Griffiths, Will (Exchange) Mahon, Simon (Bootle) Varley, Eric G.
Hale, Leslie (Oldham, W.) Mallalieu,J.P.W.(Huddersfield,E.) Wainwright, Edwin (Dearne Valley)
Hamilton, James (Bothwell) Manuel, Archie Walker, Harold (Doncaster)
Hannan, William Mapp, Charles Watkins, David (Consett)
Hattersley, Roy Marquand, David Weitzman, David
Hazell, Bert Mayhew, Christopher Wellbeloved, James
Heffer, Eric S. Mendelson, J. J. Whitlock, William
Herbison, Rt. Hn. Margaret Miller, Dr. M. S. Williams, Alan Lee (Hornchurch)

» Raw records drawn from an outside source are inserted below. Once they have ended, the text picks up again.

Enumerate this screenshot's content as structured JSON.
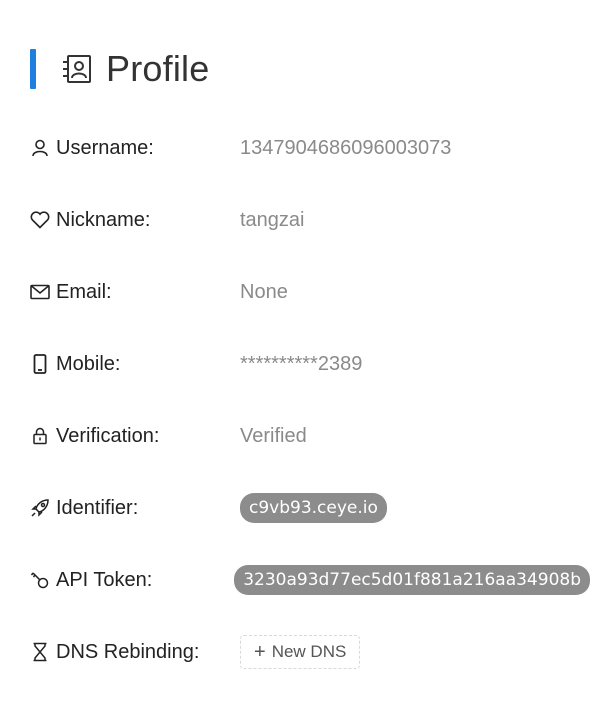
{
  "header": {
    "title": "Profile",
    "accent_color": "#1f7fe0",
    "icon": "contact-card-icon"
  },
  "rows": [
    {
      "label": "Username:",
      "value": "1347904686096003073",
      "icon": "user-icon"
    },
    {
      "label": "Nickname:",
      "value": "tangzai",
      "icon": "heart-icon"
    },
    {
      "label": "Email:",
      "value": "None",
      "icon": "mail-icon"
    },
    {
      "label": "Mobile:",
      "value": "**********2389",
      "icon": "mobile-icon"
    },
    {
      "label": "Verification:",
      "value": "Verified",
      "icon": "lock-icon"
    },
    {
      "label": "Identifier:",
      "value": "c9vb93.ceye.io",
      "icon": "rocket-icon"
    },
    {
      "label": "API Token:",
      "value": "3230a93d77ec5d01f881a216aa34908b",
      "icon": "key-icon"
    },
    {
      "label": "DNS Rebinding:",
      "value": "New DNS",
      "icon": "hourglass-icon"
    }
  ],
  "colors": {
    "value_text": "#8a8a8a",
    "pill_bg": "#8c8c8c"
  }
}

Hooley, Frank Mitchell, R. C. (S'th'pton, Test) Williams, Clifford (Abertillery)
Horner, John Molloy, William Willis, George (Edinburgh, E.)
Houghton, Rt. Hn. Douglas Morgan, Elystan (Cardiganshire) Wilson, William (Coventry, S.)
Howarth, Robert (Bolton, E.) Morris, Charles R. (Openshaw) Winnick, David
Howie, W. Moyle, Roland Winterbottom, R. E.
Hoy, James Murray, Albert Woodburm, Rt. Hn. A.
Hughes, Emrys (Ayrshire, S.) Oakes, Gordon Yates, Victor
Hughes, Roy (Newport) Ogden, Eric Zilliacus, K.
Hunter, Adam O'Malley, Brian
Hynd, John Orme, Stanley TELLERS FOR THE NOES:
Mr. Lawson and Mr. Harper

Schedule, as amended, agreed to.